[Web page and app entries]
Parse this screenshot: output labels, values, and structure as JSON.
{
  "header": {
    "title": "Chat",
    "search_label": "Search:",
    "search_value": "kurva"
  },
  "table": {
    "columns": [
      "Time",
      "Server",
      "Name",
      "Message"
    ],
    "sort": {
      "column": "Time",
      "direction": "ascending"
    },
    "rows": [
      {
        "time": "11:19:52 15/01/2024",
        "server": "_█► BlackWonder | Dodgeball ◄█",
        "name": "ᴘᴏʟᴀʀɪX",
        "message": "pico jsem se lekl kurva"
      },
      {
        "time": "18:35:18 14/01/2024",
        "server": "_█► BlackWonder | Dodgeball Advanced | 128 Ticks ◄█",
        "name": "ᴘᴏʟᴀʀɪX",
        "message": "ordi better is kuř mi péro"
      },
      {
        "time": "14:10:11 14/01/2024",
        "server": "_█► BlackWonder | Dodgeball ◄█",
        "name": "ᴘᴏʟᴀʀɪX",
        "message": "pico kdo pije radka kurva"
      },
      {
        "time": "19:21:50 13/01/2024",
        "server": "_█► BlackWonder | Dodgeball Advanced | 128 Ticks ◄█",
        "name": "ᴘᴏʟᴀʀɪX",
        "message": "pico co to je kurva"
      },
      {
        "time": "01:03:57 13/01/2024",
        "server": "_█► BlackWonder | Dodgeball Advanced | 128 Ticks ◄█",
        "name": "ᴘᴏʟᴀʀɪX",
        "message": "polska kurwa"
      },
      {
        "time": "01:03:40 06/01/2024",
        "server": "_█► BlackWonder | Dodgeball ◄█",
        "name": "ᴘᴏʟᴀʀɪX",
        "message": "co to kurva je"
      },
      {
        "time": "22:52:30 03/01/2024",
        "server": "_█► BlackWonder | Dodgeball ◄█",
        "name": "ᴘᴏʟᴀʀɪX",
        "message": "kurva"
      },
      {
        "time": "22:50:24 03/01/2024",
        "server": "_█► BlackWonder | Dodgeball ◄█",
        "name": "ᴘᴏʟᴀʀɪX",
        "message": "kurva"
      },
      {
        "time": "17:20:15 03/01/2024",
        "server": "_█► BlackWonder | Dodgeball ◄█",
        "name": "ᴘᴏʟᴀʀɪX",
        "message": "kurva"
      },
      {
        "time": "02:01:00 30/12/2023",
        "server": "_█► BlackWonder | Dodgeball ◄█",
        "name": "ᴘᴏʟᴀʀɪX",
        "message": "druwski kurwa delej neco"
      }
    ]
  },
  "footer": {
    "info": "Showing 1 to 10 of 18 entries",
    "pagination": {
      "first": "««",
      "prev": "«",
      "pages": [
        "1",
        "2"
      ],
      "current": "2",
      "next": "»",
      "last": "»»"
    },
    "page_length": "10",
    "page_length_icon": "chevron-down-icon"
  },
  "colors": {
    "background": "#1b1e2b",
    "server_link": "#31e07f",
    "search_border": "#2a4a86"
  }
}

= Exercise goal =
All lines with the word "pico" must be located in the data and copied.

= Result for this exercise =
        "message": "pico jsem se lekl kurva"
        "message": "pico kdo pije radka kurva"
        "message": "pico co to je kurva"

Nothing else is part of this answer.